Australians have been making pilgrimages to the battlefields and cemeteries of World War Two since the 1940's, from the jungles of New Guinea and South-East Asia to the mountains of Greece and the deserts of North Africa. They travel in search of the stories of lost loved ones, to mourn the dead and to come to grips with the past. With characteristic empathy, Bruce Scates charts the history of pilgrimages to Crete, Kokoda, Sandakan and Hellfire Pass. He explores the emotional resonance that these sites have for those who served and those who remember.
Based on surveys, interviews, extensive fieldwork and archival research, Anzac Journeys offers insights into the culture of loss and commemoration and the hunger for meaning so pivotal to the experience of pilgrimage. Richly illustrated with full-colour maps and photographs from the 1940s to today, Anzac Journeys makes an important and moving contribution to Australian military history.
About the Author
Bruce Scates, Professor of History and Australian Studies at Monash University is one of Australia's most respected historians.
'Why do Australians pick at the scab of war memory? Bruce Scates explains, in a nice blend of empathetic and analytical.' Professor Peter Stanley, University of New South Wales
Number Of Pages: 328
Published: 1st July 2013

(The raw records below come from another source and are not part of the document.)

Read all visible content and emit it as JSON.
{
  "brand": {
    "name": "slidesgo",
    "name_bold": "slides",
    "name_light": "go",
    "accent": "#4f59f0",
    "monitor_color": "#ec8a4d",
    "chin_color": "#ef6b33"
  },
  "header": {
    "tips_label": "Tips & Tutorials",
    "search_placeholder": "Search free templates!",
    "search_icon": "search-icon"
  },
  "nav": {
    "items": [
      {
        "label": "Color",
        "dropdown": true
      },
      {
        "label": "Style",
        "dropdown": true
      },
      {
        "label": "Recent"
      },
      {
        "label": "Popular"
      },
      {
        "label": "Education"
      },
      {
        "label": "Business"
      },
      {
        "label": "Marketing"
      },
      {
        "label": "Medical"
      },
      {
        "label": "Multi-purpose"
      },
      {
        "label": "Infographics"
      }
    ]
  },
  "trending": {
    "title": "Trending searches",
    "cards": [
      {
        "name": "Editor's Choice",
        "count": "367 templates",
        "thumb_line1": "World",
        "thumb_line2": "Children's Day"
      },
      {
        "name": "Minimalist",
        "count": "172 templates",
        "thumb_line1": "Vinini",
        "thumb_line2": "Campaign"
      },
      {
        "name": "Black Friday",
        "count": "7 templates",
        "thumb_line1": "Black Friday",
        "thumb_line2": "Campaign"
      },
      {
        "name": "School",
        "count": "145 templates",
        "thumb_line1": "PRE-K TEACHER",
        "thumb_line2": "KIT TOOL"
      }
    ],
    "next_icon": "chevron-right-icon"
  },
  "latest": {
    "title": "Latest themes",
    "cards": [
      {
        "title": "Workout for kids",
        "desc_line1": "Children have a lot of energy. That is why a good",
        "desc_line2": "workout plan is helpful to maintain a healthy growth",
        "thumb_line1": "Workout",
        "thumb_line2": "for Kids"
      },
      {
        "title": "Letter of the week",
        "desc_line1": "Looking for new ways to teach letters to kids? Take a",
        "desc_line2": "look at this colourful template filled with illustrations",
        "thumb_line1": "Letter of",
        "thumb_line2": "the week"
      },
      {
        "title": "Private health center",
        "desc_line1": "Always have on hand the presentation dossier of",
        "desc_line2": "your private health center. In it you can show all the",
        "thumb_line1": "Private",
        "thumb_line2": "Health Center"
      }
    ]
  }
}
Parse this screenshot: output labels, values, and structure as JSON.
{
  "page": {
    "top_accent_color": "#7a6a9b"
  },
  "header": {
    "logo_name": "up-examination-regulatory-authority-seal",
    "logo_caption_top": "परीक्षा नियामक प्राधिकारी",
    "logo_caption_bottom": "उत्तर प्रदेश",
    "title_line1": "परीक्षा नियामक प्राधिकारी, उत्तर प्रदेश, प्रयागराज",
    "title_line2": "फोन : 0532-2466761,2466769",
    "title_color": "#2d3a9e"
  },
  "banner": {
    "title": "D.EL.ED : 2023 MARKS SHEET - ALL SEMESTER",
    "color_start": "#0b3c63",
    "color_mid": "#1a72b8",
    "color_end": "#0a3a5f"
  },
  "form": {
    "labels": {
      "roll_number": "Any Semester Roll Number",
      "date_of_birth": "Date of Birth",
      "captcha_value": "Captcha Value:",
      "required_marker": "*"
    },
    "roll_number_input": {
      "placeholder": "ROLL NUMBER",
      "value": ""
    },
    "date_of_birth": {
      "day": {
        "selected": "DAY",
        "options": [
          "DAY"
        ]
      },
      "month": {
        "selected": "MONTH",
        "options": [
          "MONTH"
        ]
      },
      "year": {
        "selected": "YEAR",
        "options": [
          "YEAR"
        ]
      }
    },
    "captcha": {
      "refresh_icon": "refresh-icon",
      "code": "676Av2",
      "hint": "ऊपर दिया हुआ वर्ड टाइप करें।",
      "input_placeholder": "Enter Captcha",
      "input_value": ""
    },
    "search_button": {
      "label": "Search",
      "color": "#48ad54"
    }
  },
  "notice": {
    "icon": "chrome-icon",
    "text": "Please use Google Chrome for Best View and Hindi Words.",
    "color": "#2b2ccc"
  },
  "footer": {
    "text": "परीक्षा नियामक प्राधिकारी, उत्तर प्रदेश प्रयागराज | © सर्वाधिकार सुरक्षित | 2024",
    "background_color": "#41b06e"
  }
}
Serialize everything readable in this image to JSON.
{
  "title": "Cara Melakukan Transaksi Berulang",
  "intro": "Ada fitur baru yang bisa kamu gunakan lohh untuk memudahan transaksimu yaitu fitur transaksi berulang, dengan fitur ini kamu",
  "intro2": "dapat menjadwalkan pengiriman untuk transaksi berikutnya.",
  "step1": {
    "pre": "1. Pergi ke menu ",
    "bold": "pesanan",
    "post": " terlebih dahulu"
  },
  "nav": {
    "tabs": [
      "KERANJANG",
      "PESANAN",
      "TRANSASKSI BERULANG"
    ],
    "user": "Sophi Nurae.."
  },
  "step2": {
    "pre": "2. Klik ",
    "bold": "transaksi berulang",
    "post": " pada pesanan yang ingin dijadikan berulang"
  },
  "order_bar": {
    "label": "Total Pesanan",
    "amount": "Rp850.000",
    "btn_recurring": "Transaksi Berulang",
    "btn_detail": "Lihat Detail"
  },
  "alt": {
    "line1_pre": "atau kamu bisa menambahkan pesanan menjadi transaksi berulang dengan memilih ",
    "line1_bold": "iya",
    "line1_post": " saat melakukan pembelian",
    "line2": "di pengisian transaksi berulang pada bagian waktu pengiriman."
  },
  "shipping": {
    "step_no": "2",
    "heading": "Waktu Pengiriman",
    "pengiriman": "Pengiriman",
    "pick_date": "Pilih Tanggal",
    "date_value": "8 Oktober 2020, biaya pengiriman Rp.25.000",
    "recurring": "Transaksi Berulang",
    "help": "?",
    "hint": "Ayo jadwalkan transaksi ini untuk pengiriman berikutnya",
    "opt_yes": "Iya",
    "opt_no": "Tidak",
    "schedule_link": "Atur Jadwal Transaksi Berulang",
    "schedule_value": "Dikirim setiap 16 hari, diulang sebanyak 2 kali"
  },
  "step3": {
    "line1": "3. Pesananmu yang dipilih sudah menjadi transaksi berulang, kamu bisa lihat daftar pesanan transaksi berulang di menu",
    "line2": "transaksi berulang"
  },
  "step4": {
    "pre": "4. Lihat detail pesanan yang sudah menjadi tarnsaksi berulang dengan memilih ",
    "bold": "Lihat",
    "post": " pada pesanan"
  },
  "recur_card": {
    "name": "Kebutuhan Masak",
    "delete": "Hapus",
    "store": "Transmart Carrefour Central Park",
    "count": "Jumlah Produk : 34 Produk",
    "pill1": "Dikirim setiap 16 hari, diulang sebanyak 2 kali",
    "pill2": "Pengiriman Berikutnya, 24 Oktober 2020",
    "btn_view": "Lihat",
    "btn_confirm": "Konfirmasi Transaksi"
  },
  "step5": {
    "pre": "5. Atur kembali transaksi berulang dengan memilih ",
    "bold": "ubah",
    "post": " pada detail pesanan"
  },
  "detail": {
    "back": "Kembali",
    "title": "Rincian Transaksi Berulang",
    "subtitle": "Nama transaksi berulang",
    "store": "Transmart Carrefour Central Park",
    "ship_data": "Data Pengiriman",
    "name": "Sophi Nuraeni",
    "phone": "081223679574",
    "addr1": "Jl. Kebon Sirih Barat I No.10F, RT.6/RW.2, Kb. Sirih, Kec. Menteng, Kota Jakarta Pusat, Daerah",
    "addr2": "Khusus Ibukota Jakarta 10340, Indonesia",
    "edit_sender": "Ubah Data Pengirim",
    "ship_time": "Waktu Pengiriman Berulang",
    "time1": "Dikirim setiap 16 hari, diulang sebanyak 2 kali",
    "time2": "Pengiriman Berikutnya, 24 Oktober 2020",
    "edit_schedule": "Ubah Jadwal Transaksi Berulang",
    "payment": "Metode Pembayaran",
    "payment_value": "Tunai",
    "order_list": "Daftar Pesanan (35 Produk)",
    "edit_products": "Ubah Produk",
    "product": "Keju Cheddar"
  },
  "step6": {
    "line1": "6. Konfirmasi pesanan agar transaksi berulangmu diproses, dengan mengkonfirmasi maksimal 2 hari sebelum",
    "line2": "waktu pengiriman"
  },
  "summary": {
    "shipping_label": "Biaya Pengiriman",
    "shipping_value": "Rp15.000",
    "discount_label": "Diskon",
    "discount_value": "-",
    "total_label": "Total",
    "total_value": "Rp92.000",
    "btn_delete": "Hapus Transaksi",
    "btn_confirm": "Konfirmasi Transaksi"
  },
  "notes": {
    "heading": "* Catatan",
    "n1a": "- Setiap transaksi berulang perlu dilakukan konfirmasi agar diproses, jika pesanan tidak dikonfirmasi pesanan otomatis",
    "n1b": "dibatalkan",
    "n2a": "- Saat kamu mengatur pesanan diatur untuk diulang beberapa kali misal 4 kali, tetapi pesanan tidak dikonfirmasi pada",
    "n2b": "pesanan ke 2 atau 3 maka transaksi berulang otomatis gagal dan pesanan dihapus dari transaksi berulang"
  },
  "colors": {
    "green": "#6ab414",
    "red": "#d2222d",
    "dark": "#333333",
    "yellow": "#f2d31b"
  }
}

Publisher: Cambridge University Press
Country of Publication: GB
Dimensions (cm): 22.8 x 15.2 x 2.5
Weight (kg): 1.0